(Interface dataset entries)
BEGIN

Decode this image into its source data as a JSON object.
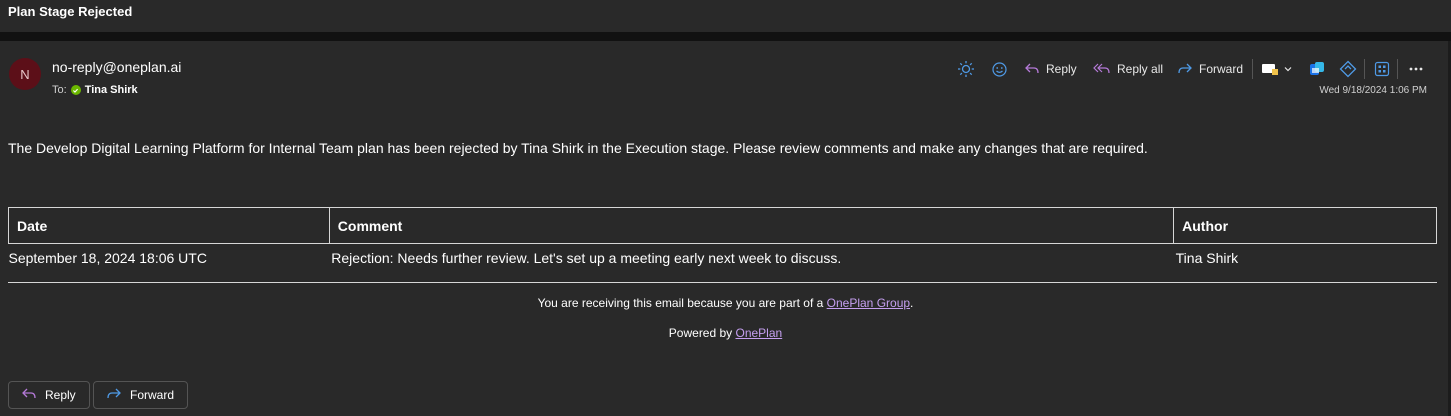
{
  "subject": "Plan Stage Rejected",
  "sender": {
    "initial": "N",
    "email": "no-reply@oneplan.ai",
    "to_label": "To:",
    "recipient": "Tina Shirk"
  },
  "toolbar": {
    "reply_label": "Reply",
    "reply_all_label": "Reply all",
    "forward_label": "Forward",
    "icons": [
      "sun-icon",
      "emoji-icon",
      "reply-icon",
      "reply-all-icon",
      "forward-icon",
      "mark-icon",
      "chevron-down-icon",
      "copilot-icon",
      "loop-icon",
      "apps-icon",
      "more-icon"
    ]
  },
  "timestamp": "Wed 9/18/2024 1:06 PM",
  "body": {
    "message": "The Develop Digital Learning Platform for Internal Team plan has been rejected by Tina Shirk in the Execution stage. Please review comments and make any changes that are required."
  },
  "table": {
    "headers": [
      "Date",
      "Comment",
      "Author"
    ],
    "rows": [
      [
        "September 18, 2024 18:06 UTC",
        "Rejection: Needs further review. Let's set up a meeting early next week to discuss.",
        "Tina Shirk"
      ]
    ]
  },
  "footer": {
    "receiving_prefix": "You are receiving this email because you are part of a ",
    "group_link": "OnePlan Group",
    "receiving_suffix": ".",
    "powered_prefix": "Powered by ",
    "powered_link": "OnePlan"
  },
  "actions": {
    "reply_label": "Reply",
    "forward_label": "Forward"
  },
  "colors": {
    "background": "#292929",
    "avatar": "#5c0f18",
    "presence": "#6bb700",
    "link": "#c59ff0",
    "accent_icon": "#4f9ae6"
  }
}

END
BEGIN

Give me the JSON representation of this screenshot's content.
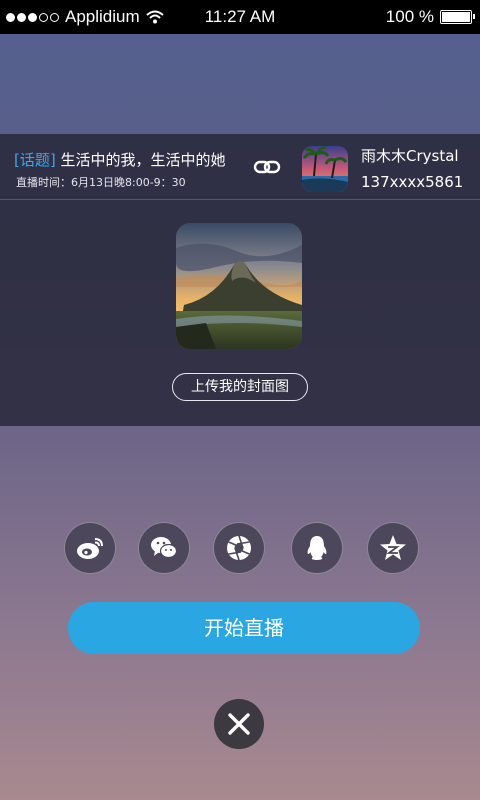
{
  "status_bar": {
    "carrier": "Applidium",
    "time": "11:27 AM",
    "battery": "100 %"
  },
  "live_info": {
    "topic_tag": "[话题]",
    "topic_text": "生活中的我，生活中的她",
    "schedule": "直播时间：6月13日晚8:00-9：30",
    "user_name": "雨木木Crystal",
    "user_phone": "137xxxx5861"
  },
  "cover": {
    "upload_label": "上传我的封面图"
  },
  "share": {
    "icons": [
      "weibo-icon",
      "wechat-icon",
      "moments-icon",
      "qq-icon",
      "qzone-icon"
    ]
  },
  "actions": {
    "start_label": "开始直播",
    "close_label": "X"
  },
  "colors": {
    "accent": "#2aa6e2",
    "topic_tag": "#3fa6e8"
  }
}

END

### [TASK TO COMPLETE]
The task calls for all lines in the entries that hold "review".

### [SOLUTION TO THIS PROBLEM]
    "message": "The Develop Digital Learning Platform for Internal Team plan has been rejected by Tina Shirk in the Execution stage. Please review comments and make any changes that are required."
        "Rejection: Needs further review. Let's set up a meeting early next week to discuss.",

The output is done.